Recent Government White Papers suggest that the lesson has still not been learnt. For example, it is now suggested that where directly elected Mayors are not introduced then Leaders should be elected by their fellow councillors for four-year terms. There seems to be no recognition of the reality of political life at Council level, which is simply that, if the Leader loses the confidence of the councillors, even if only of “the dominant political party” s/he will last no time at all and if s/he does not lose that confidence then
they have no need to be protected by national legislation.

Unfortunately, there appears to be little evidence that other claims for the new governance system have been justified. For example, much of the anguish about the state of local government relates to electoral turnout. But using London Boroughs as an example the evidence from 2006 is not encouraging to the reformers. In Hackney, despite going to the same polling booths on the same day more people actually voted for their
councillors than for the Mayor. The Borough-wide turnout was 34.41% and the Mayoral vote just 32.24%. In Newham the turn-out was 34.41%, but in non-Mayoral votes on the same day Bexley managed 42.35%, Greenwich 35.81% and Richmond 51%. 

Wandsworth is an interesting example, which suggests a different explanation for differential turnouts.
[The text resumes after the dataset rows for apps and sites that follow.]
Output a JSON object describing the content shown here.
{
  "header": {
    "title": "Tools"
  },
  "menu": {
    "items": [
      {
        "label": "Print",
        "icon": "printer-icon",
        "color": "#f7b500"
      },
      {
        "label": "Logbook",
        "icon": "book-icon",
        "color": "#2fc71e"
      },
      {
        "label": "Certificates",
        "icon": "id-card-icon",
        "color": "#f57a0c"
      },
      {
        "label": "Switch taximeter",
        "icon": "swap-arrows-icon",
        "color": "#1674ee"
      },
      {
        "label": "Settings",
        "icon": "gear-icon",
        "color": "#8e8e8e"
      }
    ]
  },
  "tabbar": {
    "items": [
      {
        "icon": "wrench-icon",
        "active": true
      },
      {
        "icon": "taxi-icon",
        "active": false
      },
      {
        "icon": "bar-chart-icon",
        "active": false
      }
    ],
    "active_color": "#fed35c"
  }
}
In Wandsworth turnout rose from 34% at its inception in 1964 to 49% in 1978 and then in the following four elections in 1982, 1986, 1990 and 1994 to 54%, 51%, 57% and 51%. However, the 1998, 2002 and 2006 elections have seen turnouts falling again to 40%, 30% and 34%. This exactly mirrors the very tight nature of the political contest in the 80s and the very much less closely fought battles since gentrification took strong hold. In other words, and unsurprisingly, people seem to have a greater tendency to vote when it looks likely to make a difference. 

A similar explanation might apply in Hackney. Although the disparity in figures is not very great, surely it is conceivable that the 2.17%, who voted for their councillor in Hackney wards but not for their Mayor, either did not know who the Mayor was or thought it a non-contest with Mayor Pipe certain to be returned to office.
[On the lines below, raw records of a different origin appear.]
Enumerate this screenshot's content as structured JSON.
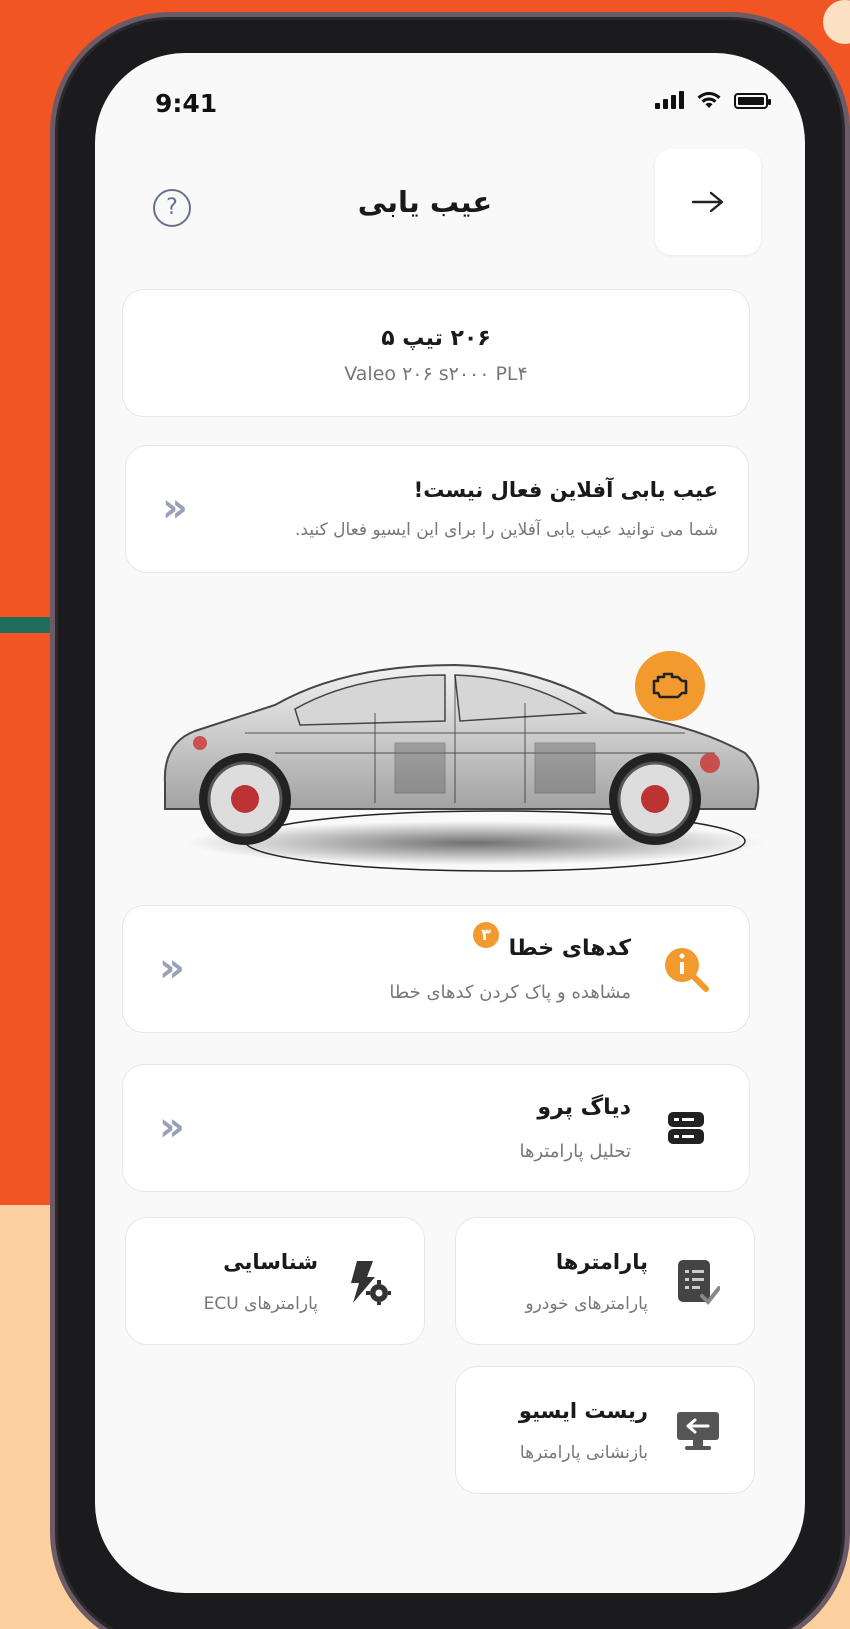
{
  "status_bar": {
    "time": "9:41"
  },
  "header": {
    "title": "عیب یابی",
    "back_icon": "arrow-right-icon",
    "help_icon": "question-circle-icon"
  },
  "vehicle": {
    "name": "۲۰۶ تیپ ۵",
    "ecu": "Valeo ۲۰۶ s۲۰۰۰ PL۴"
  },
  "offline_notice": {
    "title": "عیب یابی آفلاین فعال نیست!",
    "description": "شما می توانید عیب یابی آفلاین را برای این ایسیو فعال کنید."
  },
  "menu": {
    "fault_codes": {
      "title": "کدهای خطا",
      "subtitle": "مشاهده و پاک کردن کدهای خطا",
      "badge": "۳",
      "icon": "search-info-icon"
    },
    "diag_pro": {
      "title": "دیاگ پرو",
      "subtitle": "تحلیل پارامترها",
      "icon": "server-icon"
    },
    "parameters": {
      "title": "پارامترها",
      "subtitle": "پارامترهای خودرو",
      "icon": "checklist-icon"
    },
    "identification": {
      "title": "شناسایی",
      "subtitle": "پارامترهای ECU",
      "icon": "flash-gear-icon"
    },
    "ecu_reset": {
      "title": "ریست ایسیو",
      "subtitle": "بازنشانی پارامترها",
      "icon": "monitor-return-icon"
    }
  },
  "colors": {
    "accent_orange": "#F39A2E",
    "bg_orange": "#F15523",
    "bg_peach": "#FBCF9E",
    "chevron": "#9aa0b8"
  }
}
So in practice neither turnout nor accountability has been improved by the introduction of the “Executive” Mayor. Indeed lack of Mayoral accountability is a major platform of the “Bring back democracy” campaign in Lewisham and the move to abolish the Mayor in Doncaster. Indeed on 27th February 2007 Doncaster Council responded to an 11,000 signature petition by voting for an abolition referendum, which is due to take place on 1st May this year.

Interestingly googling “remove mayors” brings up 705,000 results, including Doncaster and Lewisham but also many, many examples of electors trying to remove executive mayors in many of the United States and other places round the globe. The last remaining argument for the Mayoralty, used by Ken Livingstone and his supporters, is the claim that only the new Mayoral power enabled him to introduce the Congestion Charge. The philosophical basis of that argument, “the end justifies the means”, is so shallow as to be unworthy of Livingstone. But it also demeans his previous achievements. As Leader of the Greater London Council, with traditional local government powers, he was capable of introducing the equally radical and challenging Fares Fair policy, which had a similar and possibly greater impact than the Congestion

None of this is an argument to deny a vote to Ken on 1st May. If you believe, as I do, that Ken’s record has been overwhelmingly positive for London (despite his crazy dalliance with high rise developments!) then voting for him must be the correct move for a Londoner. The Conservative Party’s irresponsibility in putting forward Johnson as an alternative effectively robs the electorate of any real choice.

However, personal power on the scale of the London Mayor’s would be enough to turn the character of a saint. It is, therefore, incumbent upon politicians, of all persuasions, to resist the introduction of any more Executive Mayors, to reform the Greater London Authority’s constitution, to restrain the Mayor’s role and to give real power and influence to its members. Politics is and should be a pluralist process, and emphatically not an elective dictatorship.

(February 2008)